 Microsoft’s Response to TRAI Consultation Paper No. 12/2017, October 15, 2017.
 Advocate Rajeev KR. Choudhry’s Response to TRAI Consultation Paper No. 12/2017, November 27, 2017.
 TRAI Pushes ‘Make In India’ In Recommendations On Telecom Gear, August 03, 2018.
 Mehul Pandya, Indian Telecom Equipment Industry – Will 5G Drive The Future Growth?, December 2018
 Muntazir Abbas, Make In India: Ericsson, Nokia, Huawei Fear Incorrect, Says Trai, February 18, 2020.
 “Section 4A- Nothing contained in section 3 or section 4 shall restrict the right of any person to restrain any infringement of, or to impose reasonable conditions, as may be necessary for protecting any of his (IP) rights.”
 Karan Chandhiok & Deeksha Manchanda, A Look At The Draft (Competition) Amendment Bill, 2020 – Clarity, Transparency, Robustness, And Bit More To Be Desired, March 01,2020.
 Doris Johnson Hines & Min-Tao Yang, Worldwide Activities On Licensing Issues Relating To Standard Essential Patents, February 2019.
 Christina Petersson, Why You Shouldn’t Believe Everything You Read About 5G Patents, October 11, 2019.
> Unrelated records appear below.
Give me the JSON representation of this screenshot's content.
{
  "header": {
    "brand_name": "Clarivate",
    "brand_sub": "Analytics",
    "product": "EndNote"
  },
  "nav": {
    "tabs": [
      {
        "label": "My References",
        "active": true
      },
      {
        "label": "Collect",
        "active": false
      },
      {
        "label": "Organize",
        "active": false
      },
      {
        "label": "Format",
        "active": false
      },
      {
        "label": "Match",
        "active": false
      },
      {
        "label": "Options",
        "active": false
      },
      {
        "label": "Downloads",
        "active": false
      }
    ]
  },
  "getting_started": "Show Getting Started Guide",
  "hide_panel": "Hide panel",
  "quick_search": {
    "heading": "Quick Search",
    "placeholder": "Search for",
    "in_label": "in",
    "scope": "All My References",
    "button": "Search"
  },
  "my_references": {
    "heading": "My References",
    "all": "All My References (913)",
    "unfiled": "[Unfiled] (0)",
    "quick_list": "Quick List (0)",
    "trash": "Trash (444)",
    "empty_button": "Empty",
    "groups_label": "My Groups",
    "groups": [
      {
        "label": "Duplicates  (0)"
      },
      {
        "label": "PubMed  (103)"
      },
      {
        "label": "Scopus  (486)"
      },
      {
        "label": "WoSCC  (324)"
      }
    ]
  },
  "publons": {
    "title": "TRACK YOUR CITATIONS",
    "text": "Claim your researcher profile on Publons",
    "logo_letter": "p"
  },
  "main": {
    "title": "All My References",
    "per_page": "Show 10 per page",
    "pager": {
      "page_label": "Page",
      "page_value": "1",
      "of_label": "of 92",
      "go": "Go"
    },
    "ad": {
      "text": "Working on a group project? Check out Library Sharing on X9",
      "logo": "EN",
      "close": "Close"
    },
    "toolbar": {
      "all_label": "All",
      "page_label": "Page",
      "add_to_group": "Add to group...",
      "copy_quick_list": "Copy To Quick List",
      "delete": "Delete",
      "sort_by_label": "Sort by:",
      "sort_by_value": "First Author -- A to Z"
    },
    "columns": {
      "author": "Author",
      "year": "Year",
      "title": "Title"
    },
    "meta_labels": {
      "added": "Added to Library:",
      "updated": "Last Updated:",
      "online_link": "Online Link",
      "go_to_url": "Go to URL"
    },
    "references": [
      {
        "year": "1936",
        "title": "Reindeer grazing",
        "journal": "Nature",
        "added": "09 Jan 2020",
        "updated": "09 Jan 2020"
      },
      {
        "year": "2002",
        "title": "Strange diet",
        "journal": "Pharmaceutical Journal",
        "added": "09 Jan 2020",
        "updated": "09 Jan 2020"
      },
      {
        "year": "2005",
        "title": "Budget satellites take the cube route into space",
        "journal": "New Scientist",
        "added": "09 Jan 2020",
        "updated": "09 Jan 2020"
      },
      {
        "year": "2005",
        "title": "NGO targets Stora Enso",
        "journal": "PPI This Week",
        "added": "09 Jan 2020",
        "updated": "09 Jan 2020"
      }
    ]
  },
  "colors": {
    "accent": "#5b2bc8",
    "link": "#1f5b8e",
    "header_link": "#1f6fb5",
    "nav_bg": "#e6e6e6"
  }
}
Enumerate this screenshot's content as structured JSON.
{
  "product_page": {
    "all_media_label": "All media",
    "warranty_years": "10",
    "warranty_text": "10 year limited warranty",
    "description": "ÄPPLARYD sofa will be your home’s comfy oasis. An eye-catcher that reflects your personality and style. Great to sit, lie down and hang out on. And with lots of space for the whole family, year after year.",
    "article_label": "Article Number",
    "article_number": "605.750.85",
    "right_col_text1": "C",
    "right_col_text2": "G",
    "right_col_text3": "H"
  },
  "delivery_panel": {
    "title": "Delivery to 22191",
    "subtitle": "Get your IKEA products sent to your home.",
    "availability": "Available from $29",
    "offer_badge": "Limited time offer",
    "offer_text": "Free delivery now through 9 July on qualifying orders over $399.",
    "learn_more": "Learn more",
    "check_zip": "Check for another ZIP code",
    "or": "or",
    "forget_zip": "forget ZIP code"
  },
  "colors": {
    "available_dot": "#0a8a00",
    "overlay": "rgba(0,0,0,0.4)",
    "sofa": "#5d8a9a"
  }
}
 Patrick Moorhead, Why 5G Patent ‘Value’ Is More Important Than The ‘Number’ Of Patents, February 27, 2020.